The new e-RUPI solution, launched by Prime Minister Narendra Modi today, is a QR code or SMS-based e-voucher that directly arrives in a person’s mobile phone with the beneficiary’s information embedded within.
A platform for accepting payments via the internet and without the need for an internet connection has been developed by the NPCI, the retail payment nodal agency, together with other government departments on the UPI platform.
Under the current programme, government subsidies to the direct benefit transfers (DBT) are disbursed to people through Jan Dhan accounts. Once the DBT funds are added to the beneficiaries’ accounts, the beneficiaries withdraw the money. The government made a massive DBT transfer of Rs 2.96 lakh crore in 2020-21, which experts say is one of the reasons for the economy’s high cash levels.
As far as the end-user beneficiaries are concerned, there is no need to withdraw cash to get vouchers, as the e-RUPI vouchers are available to them. If DBT is successful, we could see e-RUPI adoption for many other services and payments like DBT in rural and semi-urban areas.
Stronger controls may be required to monitor any potential fraud, according to Bharat Panchal, chief risk officer of financial technology company FIS. Once such pre-paid instruments start moving from one hand to another, it would be extremely difficult to trace.
“It would be effective to match the beneficiary’s details at the time of redemption to ensure that the true beneficiary is only utilising it and not someone else,” he recommends.
In 2020-21, despite digitization initiatives in the payment space, the GDP will have already passed the 14 per cent mark in terms of cash flow. In contrast to the pre-demonetisation level of 12%, the cash to GDP ratio today is at 14.6%, which is substantially higher.
Cash in the system as a percentage of GDP is an important indicator to look at when measuring the circulation currency.
The weakest link in the digital payments chain is smaller towns and cities. Bank branches are located in remote locations in smaller cities, and the ATM network is also very limited. This forces individuals to withdraw cash in one transaction to cover their monthly expenses.
Additionally, there are tax implications associated with the banking correspondent model, which serves as a link between bank branches and account holders. For example, a bank clerk who withdraws money from accounts exceeding Rs 20 lakh during the course of a financial year has to pay TDS at the rate of 2% on cash. Withdrawals of more than Rs 1 crore in a financial year will increase your TDS rate to 5%.
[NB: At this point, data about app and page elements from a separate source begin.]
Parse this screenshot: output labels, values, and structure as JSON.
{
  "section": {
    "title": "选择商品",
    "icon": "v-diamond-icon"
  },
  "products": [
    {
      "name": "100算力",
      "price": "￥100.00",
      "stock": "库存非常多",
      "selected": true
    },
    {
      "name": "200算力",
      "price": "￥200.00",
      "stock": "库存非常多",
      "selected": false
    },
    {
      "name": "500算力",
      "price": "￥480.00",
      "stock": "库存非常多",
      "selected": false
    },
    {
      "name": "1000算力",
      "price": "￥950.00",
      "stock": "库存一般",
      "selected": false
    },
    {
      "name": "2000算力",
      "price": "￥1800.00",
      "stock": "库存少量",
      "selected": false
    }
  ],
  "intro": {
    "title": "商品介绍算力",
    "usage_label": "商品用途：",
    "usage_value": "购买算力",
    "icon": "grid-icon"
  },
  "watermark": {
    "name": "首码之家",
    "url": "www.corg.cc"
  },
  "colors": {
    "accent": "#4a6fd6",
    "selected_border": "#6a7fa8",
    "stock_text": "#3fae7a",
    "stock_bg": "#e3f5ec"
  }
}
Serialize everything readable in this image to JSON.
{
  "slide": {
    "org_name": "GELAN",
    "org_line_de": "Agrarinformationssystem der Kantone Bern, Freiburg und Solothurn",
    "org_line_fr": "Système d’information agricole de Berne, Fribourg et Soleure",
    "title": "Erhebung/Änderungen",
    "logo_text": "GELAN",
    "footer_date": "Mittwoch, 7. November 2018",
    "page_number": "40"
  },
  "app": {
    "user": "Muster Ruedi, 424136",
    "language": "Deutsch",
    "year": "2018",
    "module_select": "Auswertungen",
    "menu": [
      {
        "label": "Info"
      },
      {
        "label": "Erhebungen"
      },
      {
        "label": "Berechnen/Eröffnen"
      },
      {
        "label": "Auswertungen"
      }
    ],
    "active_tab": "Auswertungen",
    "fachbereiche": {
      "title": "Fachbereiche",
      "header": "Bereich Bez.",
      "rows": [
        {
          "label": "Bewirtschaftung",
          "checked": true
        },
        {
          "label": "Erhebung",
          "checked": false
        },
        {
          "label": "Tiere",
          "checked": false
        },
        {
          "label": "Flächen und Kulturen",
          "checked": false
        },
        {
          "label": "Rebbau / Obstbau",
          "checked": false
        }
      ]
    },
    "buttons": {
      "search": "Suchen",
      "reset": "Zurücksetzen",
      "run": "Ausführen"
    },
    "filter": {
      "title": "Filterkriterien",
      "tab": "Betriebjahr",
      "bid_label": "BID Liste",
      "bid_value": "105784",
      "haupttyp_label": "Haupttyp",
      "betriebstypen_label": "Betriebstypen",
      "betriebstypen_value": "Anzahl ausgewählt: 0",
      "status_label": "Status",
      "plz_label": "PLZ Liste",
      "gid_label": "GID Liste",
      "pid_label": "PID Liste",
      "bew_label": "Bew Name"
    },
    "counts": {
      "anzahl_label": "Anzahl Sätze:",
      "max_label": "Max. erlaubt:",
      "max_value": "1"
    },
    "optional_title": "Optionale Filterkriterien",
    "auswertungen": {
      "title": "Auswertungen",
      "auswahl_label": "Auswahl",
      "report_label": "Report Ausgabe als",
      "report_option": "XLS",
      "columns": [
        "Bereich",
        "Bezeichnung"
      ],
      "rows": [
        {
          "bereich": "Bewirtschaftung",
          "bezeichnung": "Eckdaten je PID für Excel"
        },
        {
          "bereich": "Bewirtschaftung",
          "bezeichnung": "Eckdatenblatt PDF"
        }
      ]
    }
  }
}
As small-time traders and kirana store wallas, banking correspondents rarely file tax returns. This has caused the vast majority of banking representatives to restrict their business to amounts below Rs 20 lakh to avoid questions from bank employees.